While invasive species such as walleye being illegally introduced into Lake Washington have garnered much of the attention, another non-native fish is now making waves in Seattle’s largest urban watershed.
The Mercer Island Police and Emergency Management team’s Facebook page posted a picture on Jan. 24 of a northern pike. These fish are also known predators that could have the potential to impact young juvenile salmon, trout and other native fish species in the lake.
The fish was caught by a Muckleshoot tribal member who was working with state Fish and Wildlife in a sampling project on Lake Washington.
“I was working and saw the fish, it was a good sized northern pike,” a Mercer Island Police Enforcement spokesman said in an interview on Friday. “They didn’t catch any walleye this time, but weren’t test fishing in the same area where the other one was caught (last year, which was in the Beaux Arts-Enatai area). The northern pike was fat, and it wasn’t just recently thrown into the lake.”
Most Read Sports Stories
- Analysis: What could the Seahawks' initial 53-player roster look like?

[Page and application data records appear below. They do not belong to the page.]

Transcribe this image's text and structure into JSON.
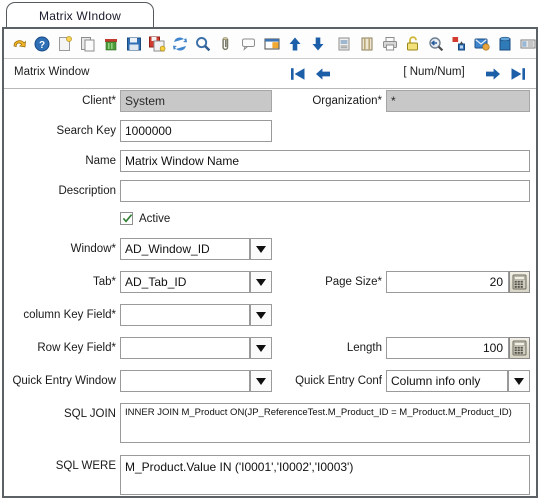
{
  "tab": {
    "label": "Matrix WIndow"
  },
  "toolbar": {
    "buttons": [
      {
        "name": "undo-icon",
        "title": "Undo"
      },
      {
        "name": "help-icon",
        "title": "Help"
      },
      {
        "name": "new-record-icon",
        "title": "New Record"
      },
      {
        "name": "copy-record-icon",
        "title": "Copy Record"
      },
      {
        "name": "delete-record-icon",
        "title": "Delete Record"
      },
      {
        "name": "save-icon",
        "title": "Save"
      },
      {
        "name": "save-create-new-icon",
        "title": "Save and Create New"
      },
      {
        "name": "refresh-icon",
        "title": "Refresh"
      },
      {
        "name": "find-icon",
        "title": "Find"
      },
      {
        "name": "attachment-icon",
        "title": "Attachment"
      },
      {
        "name": "chat-icon",
        "title": "Chat"
      },
      {
        "name": "grid-toggle-icon",
        "title": "Grid Toggle"
      },
      {
        "name": "parent-up-icon",
        "title": "Parent Record"
      },
      {
        "name": "detail-down-icon",
        "title": "Detail Record"
      },
      {
        "name": "history-icon",
        "title": "History Records"
      },
      {
        "name": "archive-icon",
        "title": "Archived Documents"
      },
      {
        "name": "print-icon",
        "title": "Print"
      },
      {
        "name": "lock-icon",
        "title": "Lock Record"
      },
      {
        "name": "zoom-across-icon",
        "title": "Zoom Across"
      },
      {
        "name": "active-workflow-icon",
        "title": "Active Workflow"
      },
      {
        "name": "request-icon",
        "title": "Requests"
      },
      {
        "name": "product-info-icon",
        "title": "Product Info"
      },
      {
        "name": "report-icon",
        "title": "Report"
      },
      {
        "name": "preference-icon",
        "title": "Preference"
      },
      {
        "name": "export-icon",
        "title": "Export"
      },
      {
        "name": "exit-icon",
        "title": "Exit"
      }
    ]
  },
  "nav": {
    "title": "Matrix Window",
    "counter": "[ Num/Num]",
    "first_icon": "nav-first-icon",
    "prev_icon": "nav-previous-icon",
    "next_icon": "nav-next-icon",
    "last_icon": "nav-last-icon"
  },
  "form": {
    "client": {
      "label": "Client*",
      "value": "System"
    },
    "organization": {
      "label": "Organization*",
      "value": "*"
    },
    "search_key": {
      "label": "Search Key",
      "value": "1000000"
    },
    "name": {
      "label": "Name",
      "value": "Matrix Window Name"
    },
    "description": {
      "label": "Description",
      "value": ""
    },
    "active": {
      "label": "Active",
      "checked": true
    },
    "window": {
      "label": "Window*",
      "value": "AD_Window_ID"
    },
    "tab": {
      "label": "Tab*",
      "value": "AD_Tab_ID"
    },
    "page_size": {
      "label": "Page Size*",
      "value": "20"
    },
    "column_key": {
      "label": "column Key Field*",
      "value": ""
    },
    "row_key": {
      "label": "Row Key Field*",
      "value": ""
    },
    "length": {
      "label": "Length",
      "value": "100"
    },
    "quick_window": {
      "label": "Quick Entry Window",
      "value": ""
    },
    "quick_conf": {
      "label": "Quick Entry Conf",
      "value": "Column info only"
    },
    "sql_join": {
      "label": "SQL JOIN",
      "value": "INNER JOIN M_Product ON(JP_ReferenceTest.M_Product_ID = M_Product.M_Product_ID)"
    },
    "sql_were": {
      "label": "SQL WERE",
      "value": "M_Product.Value IN ('I0001','I0002','I0003')"
    }
  },
  "colors": {
    "accent_blue": "#1c5ea8",
    "disabled_bg": "#c8c8c8",
    "border": "#5c6166",
    "field_border": "#9a9a9a"
  }
}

Here's an early guess
- UW rowing has always counted on walk-ons. Here's how this group was picked sight unseen.
- Mariners to open 'vaccination-only' sections for fans at T-Mobile Park
- Jarred Kelenic homers twice at Cheney Stadium in Rainiers' return. When will he do it at T-Mobile Park?
- UW men's basketball coach Mike Hopkins recovers nicely after player exodus, but questions remain
The fish was caught during test fishing down at the south end of the lake near the mouth of the Cedar River and southern tip of Mercer Island.